Next When I thought I had it the way I wanted it, I integrated my front pieces into the Stitch Pattern section of DAK and lined it all up the way I thought it would look best.   Then I went to integrated knit from screen and proceeded to knit the 2 fronts.  To the right is what my stitch pattern looked like before I integrated it with a shape.
Once I liked the way I had it set up I went into Knit From Screen and proceeded to knit the 2 fronts.  DAK's Knit From Screen is great, every row I knew exactly what to do as far as hand manipulation and what to do when I shaped the front V neck and armholes.    Below is a shot of my computer screen showing a sectionI was knitting and at the top right, the whole front piece.  The numbers at the top are telling me that I needed to cast on L 43 and R 44 on my needle bed and I had knitted 18 rows and was now going to knit row 19.  You can see the hand manipulated stitches and below them the needles I needed to do them on.

This vest could have been done without DesignaKnit but honestly, I tried drawing it out on paper and after working with paper and pencil all day I told myself...why am I doing this when I have DAK and can just draw the pattern on it and put the shape over it and knit!    Why did I buy DAK if I'm not going to use it for what it does so well?

The nice thing is, I have the pattern saved now in my computer and can easily change the gauge if I want to make it again with a different yarn, maybe on a different gauge machine.  I think I'd have to integrate the shape with the stitch pattern though to make sure the pattern is going to work with a different yarn, I was thinking I might like it done with a sports weight yarn on the LK 150 machine.

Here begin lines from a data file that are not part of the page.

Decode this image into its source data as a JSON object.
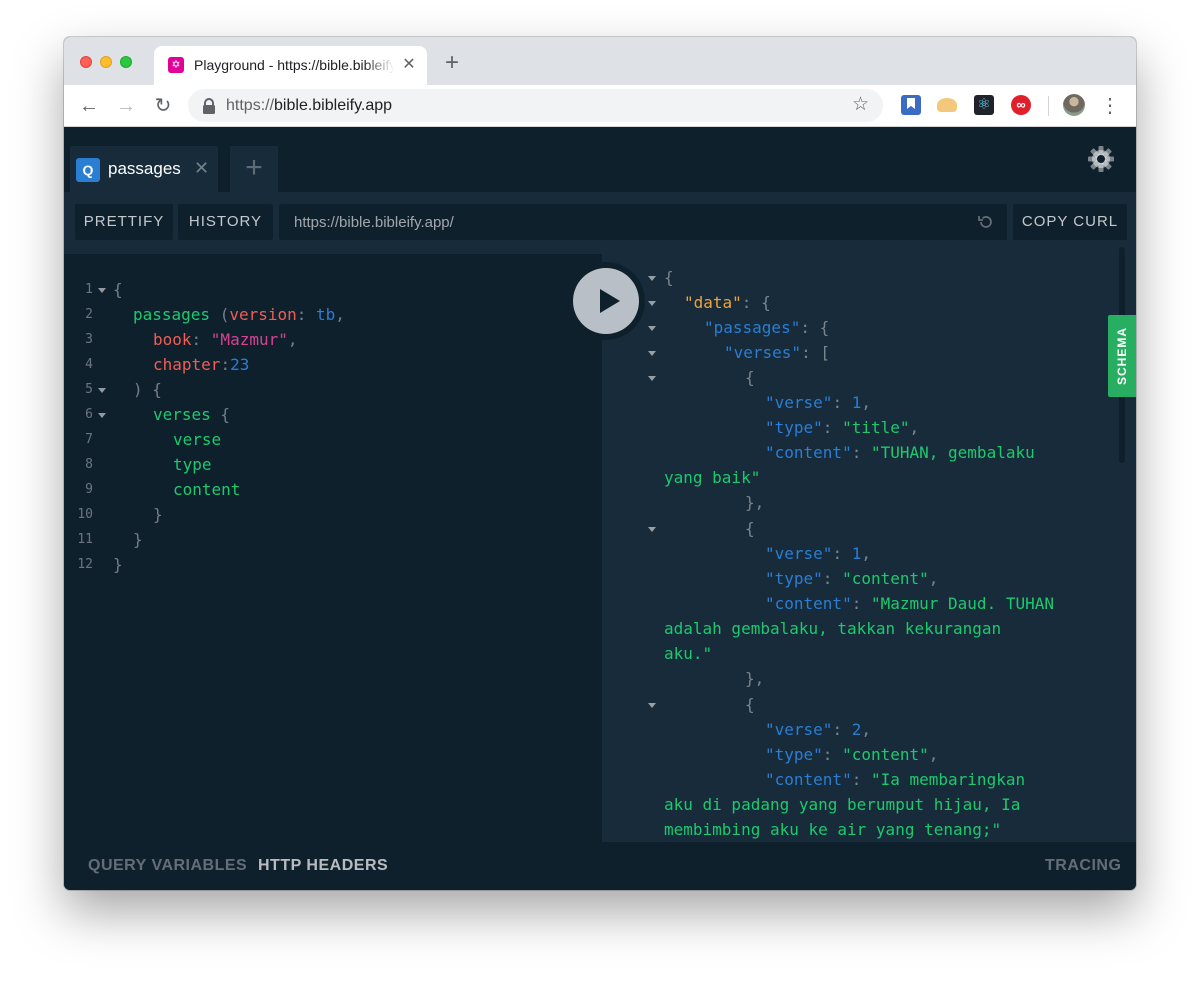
{
  "browser": {
    "tab_title": "Playground - https://bible.bibleify.app/",
    "new_tab": "+",
    "url_scheme": "https://",
    "url_host": "bible.bibleify.app"
  },
  "playground": {
    "tab_badge": "Q",
    "tab_label": "passages",
    "add_tab": "+",
    "buttons": {
      "prettify": "PRETTIFY",
      "history": "HISTORY",
      "copy_curl": "COPY CURL"
    },
    "endpoint": "https://bible.bibleify.app/",
    "schema_tab": "SCHEMA",
    "bottom": {
      "query_variables": "QUERY VARIABLES",
      "http_headers": "HTTP HEADERS",
      "tracing": "TRACING"
    }
  },
  "editor": {
    "line_numbers": [
      "1",
      "2",
      "3",
      "4",
      "5",
      "6",
      "7",
      "8",
      "9",
      "10",
      "11",
      "12"
    ],
    "lines": [
      [
        {
          "t": "{",
          "c": "punc"
        }
      ],
      [
        {
          "t": "passages",
          "c": "field"
        },
        {
          "t": " (",
          "c": "punc"
        },
        {
          "t": "version",
          "c": "arg"
        },
        {
          "t": ": ",
          "c": "punc"
        },
        {
          "t": "tb",
          "c": "var"
        },
        {
          "t": ",",
          "c": "punc"
        }
      ],
      [
        {
          "t": "book",
          "c": "arg"
        },
        {
          "t": ": ",
          "c": "punc"
        },
        {
          "t": "\"Mazmur\"",
          "c": "str"
        },
        {
          "t": ",",
          "c": "punc"
        }
      ],
      [
        {
          "t": "chapter",
          "c": "arg"
        },
        {
          "t": ":",
          "c": "punc"
        },
        {
          "t": "23",
          "c": "num"
        }
      ],
      [
        {
          "t": ") {",
          "c": "punc"
        }
      ],
      [
        {
          "t": "verses",
          "c": "field"
        },
        {
          "t": " {",
          "c": "punc"
        }
      ],
      [
        {
          "t": "verse",
          "c": "field"
        }
      ],
      [
        {
          "t": "type",
          "c": "field"
        }
      ],
      [
        {
          "t": "content",
          "c": "field"
        }
      ],
      [
        {
          "t": "}",
          "c": "punc"
        }
      ],
      [
        {
          "t": "}",
          "c": "punc"
        }
      ],
      [
        {
          "t": "}",
          "c": "punc"
        }
      ]
    ]
  },
  "results": {
    "lines": [
      [
        {
          "t": "{",
          "c": "punc"
        }
      ],
      [
        {
          "t": "\"data\"",
          "c": "rootkey"
        },
        {
          "t": ": {",
          "c": "punc"
        }
      ],
      [
        {
          "t": "\"passages\"",
          "c": "key"
        },
        {
          "t": ": {",
          "c": "punc"
        }
      ],
      [
        {
          "t": "\"verses\"",
          "c": "key"
        },
        {
          "t": ": [",
          "c": "punc"
        }
      ],
      [
        {
          "t": "{",
          "c": "punc"
        }
      ],
      [
        {
          "t": "\"verse\"",
          "c": "key"
        },
        {
          "t": ": ",
          "c": "punc"
        },
        {
          "t": "1",
          "c": "num"
        },
        {
          "t": ",",
          "c": "punc"
        }
      ],
      [
        {
          "t": "\"type\"",
          "c": "key"
        },
        {
          "t": ": ",
          "c": "punc"
        },
        {
          "t": "\"title\"",
          "c": "jstr"
        },
        {
          "t": ",",
          "c": "punc"
        }
      ],
      [
        {
          "t": "\"content\"",
          "c": "key"
        },
        {
          "t": ": ",
          "c": "punc"
        },
        {
          "t": "\"TUHAN, gembalaku",
          "c": "jstr"
        }
      ],
      [
        {
          "t": "yang baik\"",
          "c": "jstr"
        }
      ],
      [
        {
          "t": "},",
          "c": "punc"
        }
      ],
      [
        {
          "t": "{",
          "c": "punc"
        }
      ],
      [
        {
          "t": "\"verse\"",
          "c": "key"
        },
        {
          "t": ": ",
          "c": "punc"
        },
        {
          "t": "1",
          "c": "num"
        },
        {
          "t": ",",
          "c": "punc"
        }
      ],
      [
        {
          "t": "\"type\"",
          "c": "key"
        },
        {
          "t": ": ",
          "c": "punc"
        },
        {
          "t": "\"content\"",
          "c": "jstr"
        },
        {
          "t": ",",
          "c": "punc"
        }
      ],
      [
        {
          "t": "\"content\"",
          "c": "key"
        },
        {
          "t": ": ",
          "c": "punc"
        },
        {
          "t": "\"Mazmur Daud. TUHAN",
          "c": "jstr"
        }
      ],
      [
        {
          "t": "adalah gembalaku, takkan kekurangan",
          "c": "jstr"
        }
      ],
      [
        {
          "t": "aku.\"",
          "c": "jstr"
        }
      ],
      [
        {
          "t": "},",
          "c": "punc"
        }
      ],
      [
        {
          "t": "{",
          "c": "punc"
        }
      ],
      [
        {
          "t": "\"verse\"",
          "c": "key"
        },
        {
          "t": ": ",
          "c": "punc"
        },
        {
          "t": "2",
          "c": "num"
        },
        {
          "t": ",",
          "c": "punc"
        }
      ],
      [
        {
          "t": "\"type\"",
          "c": "key"
        },
        {
          "t": ": ",
          "c": "punc"
        },
        {
          "t": "\"content\"",
          "c": "jstr"
        },
        {
          "t": ",",
          "c": "punc"
        }
      ],
      [
        {
          "t": "\"content\"",
          "c": "key"
        },
        {
          "t": ": ",
          "c": "punc"
        },
        {
          "t": "\"Ia membaringkan",
          "c": "jstr"
        }
      ],
      [
        {
          "t": "aku di padang yang berumput hijau, Ia",
          "c": "jstr"
        }
      ],
      [
        {
          "t": "membimbing aku ke air yang tenang;\"",
          "c": "jstr"
        }
      ]
    ]
  }
}
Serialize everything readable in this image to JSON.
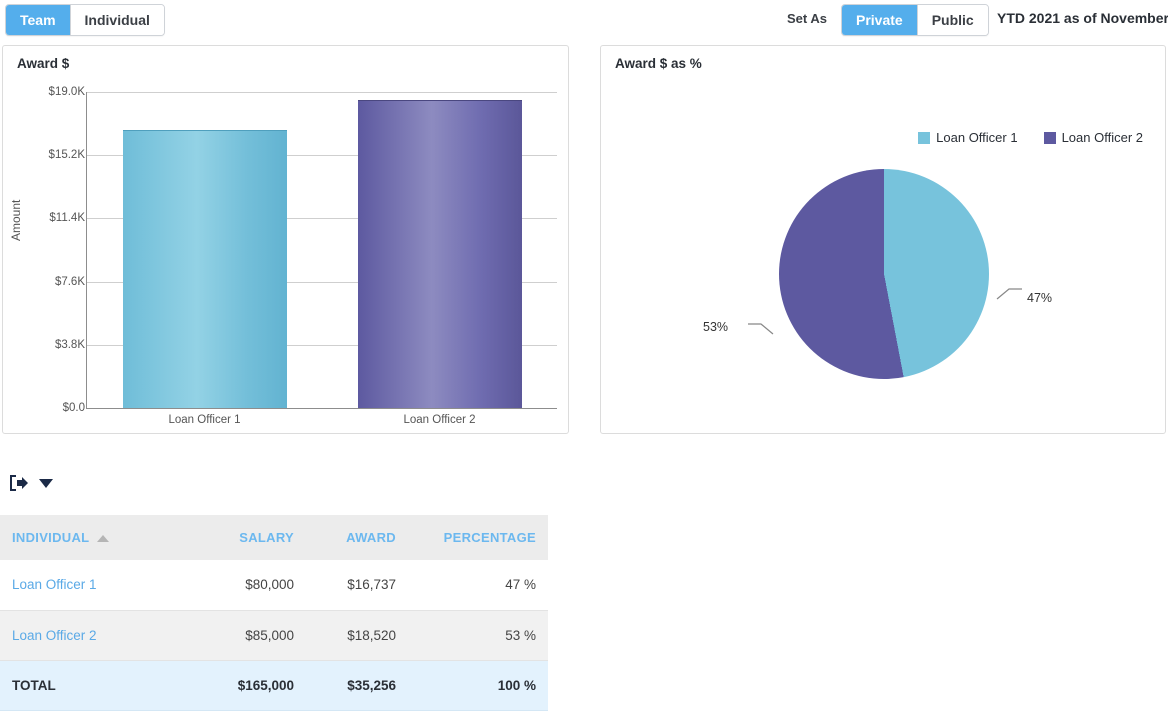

My friend's vest has flowers embroidered on the blank squares.  I'm seriously thinking of finding a lightweight  embroidery design, maybe something like an outline of a flower and doing that on my blank squares.  I have some solar active embroidery thread and I think it would be fun to use it for the flowers, there's about 5 different colors of thread so each flower would be a different color when I step out in the sun and be white when I'm inside.   Wouldn't that be fun?  Well...if I do that I'm going to try it on a swatch first to make sure it looks like I would want it to look.

If you have DesignaKnit, give hand manipulated stitches a try with yours.   Let me know how it worked for you.